An inventor is only awarded patent protection in the country in which they apply. If you seek patent protection in the United States only, you will only receive patent protection in the United States. A person in Indonesia would be able to produce your product without any concern of infringement.
So how do you protect yourself internationally? There is an expensive answer.
So let’s assume that you invented the next wonderful “widget”. The first thing the inventor should do is seek an experienced patent attorney to fully explain how to protect their invention at the initial stage of the process (i.e. , NDA’s, engagement letters, etc.).
Next, the inventor should consider which markets (i.e., countries) their invention would profit in. This may require a market study, which can be expensive.
The inventor should then instruct the attorney to prepare and draft a patent application in a format that complies with most country’s standards. For example, some countries require a summary section. Other countries have different claim limitations.
Once the application is completed, the attorney should file the patent application with the World Intellectual Property Association (WIPO) and choose which country should be the receiving office.
(Let me provide some context here). There are critical statutory deadlines when prosecuting patent applications. Each country has their own rules and regulations (some are similar to ours). However, under the Patent Cooperation Treaty (PCT) several countries have agreed to one set of rules. If an inventor files their patent application under the PCT, they have 36 months from the priority date (e.g., filing date) to subsequently file in a different country. This gives the inventor much more time than the one-year statutory deadline had they not file under the PCT.

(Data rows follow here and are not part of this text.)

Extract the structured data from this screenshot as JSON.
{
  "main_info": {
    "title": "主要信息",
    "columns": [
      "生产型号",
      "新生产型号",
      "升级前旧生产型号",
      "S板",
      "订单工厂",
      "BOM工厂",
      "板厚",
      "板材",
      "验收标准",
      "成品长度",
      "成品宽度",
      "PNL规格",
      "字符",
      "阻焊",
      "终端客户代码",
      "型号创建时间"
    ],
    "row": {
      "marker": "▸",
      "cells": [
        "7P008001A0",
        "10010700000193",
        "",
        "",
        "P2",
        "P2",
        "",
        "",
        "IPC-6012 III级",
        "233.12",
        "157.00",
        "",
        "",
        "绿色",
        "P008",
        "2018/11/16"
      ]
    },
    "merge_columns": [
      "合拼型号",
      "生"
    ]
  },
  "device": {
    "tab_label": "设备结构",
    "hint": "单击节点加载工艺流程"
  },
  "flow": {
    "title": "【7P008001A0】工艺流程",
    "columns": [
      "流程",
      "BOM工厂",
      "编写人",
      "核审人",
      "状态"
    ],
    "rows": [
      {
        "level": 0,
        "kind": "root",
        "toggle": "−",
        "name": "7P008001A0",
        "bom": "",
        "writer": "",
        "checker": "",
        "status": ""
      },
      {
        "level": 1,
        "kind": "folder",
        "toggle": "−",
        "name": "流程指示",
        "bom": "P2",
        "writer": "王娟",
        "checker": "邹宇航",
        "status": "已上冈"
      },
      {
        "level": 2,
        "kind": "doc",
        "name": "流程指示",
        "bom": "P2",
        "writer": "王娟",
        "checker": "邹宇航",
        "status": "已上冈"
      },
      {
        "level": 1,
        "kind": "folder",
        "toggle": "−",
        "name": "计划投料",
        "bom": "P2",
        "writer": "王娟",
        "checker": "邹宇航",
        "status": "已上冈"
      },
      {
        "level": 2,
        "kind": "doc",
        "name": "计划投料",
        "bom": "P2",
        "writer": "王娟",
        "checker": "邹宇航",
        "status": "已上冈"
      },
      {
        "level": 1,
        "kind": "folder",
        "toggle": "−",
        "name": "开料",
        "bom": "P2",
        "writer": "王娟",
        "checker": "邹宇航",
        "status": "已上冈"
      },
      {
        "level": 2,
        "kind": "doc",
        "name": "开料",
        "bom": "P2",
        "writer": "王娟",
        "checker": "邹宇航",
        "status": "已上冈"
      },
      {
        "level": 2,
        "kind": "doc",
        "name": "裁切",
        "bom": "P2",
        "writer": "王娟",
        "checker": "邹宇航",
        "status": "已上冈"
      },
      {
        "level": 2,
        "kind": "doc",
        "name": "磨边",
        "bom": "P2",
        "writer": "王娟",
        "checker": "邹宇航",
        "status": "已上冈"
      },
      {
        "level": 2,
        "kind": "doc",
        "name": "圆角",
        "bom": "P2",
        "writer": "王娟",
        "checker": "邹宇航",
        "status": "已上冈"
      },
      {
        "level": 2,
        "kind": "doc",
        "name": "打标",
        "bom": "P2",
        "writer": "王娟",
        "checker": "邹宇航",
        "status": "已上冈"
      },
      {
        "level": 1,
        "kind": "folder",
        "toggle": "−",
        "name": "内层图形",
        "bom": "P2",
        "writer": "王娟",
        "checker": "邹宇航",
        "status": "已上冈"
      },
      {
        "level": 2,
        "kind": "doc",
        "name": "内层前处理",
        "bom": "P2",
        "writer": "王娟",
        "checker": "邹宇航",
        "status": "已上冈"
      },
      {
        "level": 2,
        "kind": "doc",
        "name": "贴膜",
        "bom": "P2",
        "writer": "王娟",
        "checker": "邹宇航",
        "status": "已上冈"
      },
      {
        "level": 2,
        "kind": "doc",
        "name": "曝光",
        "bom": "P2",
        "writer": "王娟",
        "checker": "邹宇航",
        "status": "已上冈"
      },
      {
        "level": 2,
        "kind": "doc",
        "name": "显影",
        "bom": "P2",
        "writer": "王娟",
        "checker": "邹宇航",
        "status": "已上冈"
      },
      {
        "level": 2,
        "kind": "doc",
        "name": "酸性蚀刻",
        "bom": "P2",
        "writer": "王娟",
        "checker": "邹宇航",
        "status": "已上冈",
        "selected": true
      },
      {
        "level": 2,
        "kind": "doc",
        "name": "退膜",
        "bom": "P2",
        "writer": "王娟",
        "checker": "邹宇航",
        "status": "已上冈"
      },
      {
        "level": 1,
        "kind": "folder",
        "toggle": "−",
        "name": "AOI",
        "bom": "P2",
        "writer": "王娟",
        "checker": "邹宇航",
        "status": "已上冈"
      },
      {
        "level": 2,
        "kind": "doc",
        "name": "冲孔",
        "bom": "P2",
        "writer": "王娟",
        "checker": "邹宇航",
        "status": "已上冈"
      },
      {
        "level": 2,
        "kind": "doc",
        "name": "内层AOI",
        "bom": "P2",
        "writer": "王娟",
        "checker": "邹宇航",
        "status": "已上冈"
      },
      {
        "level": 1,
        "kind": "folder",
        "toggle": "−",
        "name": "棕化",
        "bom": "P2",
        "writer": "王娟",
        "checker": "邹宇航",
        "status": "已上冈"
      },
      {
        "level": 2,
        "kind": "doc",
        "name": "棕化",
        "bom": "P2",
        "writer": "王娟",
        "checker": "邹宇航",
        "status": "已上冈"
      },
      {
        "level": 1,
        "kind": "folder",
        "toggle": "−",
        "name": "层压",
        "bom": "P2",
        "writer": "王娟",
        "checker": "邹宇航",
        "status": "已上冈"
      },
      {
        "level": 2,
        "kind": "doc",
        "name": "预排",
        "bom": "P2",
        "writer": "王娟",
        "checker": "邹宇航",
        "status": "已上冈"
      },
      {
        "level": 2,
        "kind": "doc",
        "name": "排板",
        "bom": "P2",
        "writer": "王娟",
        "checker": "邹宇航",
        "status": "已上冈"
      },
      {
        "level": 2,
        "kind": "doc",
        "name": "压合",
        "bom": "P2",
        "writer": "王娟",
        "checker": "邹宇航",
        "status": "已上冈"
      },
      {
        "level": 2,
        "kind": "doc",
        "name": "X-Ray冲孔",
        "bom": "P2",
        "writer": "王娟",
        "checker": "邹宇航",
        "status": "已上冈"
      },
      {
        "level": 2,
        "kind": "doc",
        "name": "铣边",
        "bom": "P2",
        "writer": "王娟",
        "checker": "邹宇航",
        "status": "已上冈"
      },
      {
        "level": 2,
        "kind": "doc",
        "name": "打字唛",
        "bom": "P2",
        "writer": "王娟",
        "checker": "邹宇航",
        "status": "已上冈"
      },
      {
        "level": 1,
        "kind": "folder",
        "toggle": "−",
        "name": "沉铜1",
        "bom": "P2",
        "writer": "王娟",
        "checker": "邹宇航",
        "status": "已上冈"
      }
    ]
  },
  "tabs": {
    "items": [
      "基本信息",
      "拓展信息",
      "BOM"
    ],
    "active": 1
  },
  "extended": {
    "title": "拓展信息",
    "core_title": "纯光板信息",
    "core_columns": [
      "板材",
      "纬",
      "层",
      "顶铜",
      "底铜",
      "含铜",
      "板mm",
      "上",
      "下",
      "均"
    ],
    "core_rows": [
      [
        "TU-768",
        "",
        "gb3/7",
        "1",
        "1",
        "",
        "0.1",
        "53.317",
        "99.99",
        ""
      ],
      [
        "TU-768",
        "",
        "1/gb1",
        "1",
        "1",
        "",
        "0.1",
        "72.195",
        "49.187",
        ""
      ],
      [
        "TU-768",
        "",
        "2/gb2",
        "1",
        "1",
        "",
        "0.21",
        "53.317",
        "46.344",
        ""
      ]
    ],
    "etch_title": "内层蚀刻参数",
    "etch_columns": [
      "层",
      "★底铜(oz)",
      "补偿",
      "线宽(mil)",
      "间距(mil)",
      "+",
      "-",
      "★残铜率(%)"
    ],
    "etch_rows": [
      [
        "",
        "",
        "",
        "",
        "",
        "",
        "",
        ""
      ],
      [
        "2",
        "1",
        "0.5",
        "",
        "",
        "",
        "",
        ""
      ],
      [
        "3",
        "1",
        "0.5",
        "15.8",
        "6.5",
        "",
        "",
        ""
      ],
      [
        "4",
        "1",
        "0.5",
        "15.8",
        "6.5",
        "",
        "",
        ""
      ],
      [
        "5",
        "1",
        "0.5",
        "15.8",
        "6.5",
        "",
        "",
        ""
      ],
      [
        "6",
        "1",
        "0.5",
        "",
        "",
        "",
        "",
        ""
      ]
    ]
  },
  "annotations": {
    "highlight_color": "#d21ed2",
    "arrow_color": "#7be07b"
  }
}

In addition to creating additional time, the PCT will also examine the patent application just like any other authority. This will give the inventor the opportunity to make adjustments to the application before it is subsequently filed in another country. So to break this down, here is how the process goes:
- File your initial application in WIPO under the PCT.
- Have WIPO examine your application. Note, WIPO cannot give you a patent, but can provide you an analysis as to its viability.
- Three and half years later, file your patent application in subsequent countries. Commonly called “entering the national stage.”
- That respective country examines your patent and determine whether it should be issued as a patent.
- The patent issues and you begin paying maintenance fees. Note, some countries require that you pay the maintenance fees while the application is being prosecuted.
Please note that US attorneys cannot prosecute applications in other countries but must work with local counsel to handle the patent application. Further, some countries require a translated patent application. Other countries require document that are notarized before the country’s consulate. You may also need a foreign filing licences.
Handling international applications are tricky and complicated. Please seek an experience attorney before making that step.
P.S. There are a few countries that did not agree to participate in the PCT – which means that the deadline to file in those countries is 12-months from the initial filing date. Those countries are:
- Cape Verde
- East Timor
- Gulf Cooperation Council (GCC) (GCC itself is not a member, but all its countries are, including Bahrain, Kuwait, Oman, Qatar, Saudi Arabia and UAE)
- Hong Kong (may enter through China filing)
- Solomon Islands
- South Sudan
- Vatican City (Holy See)
- Western Samoa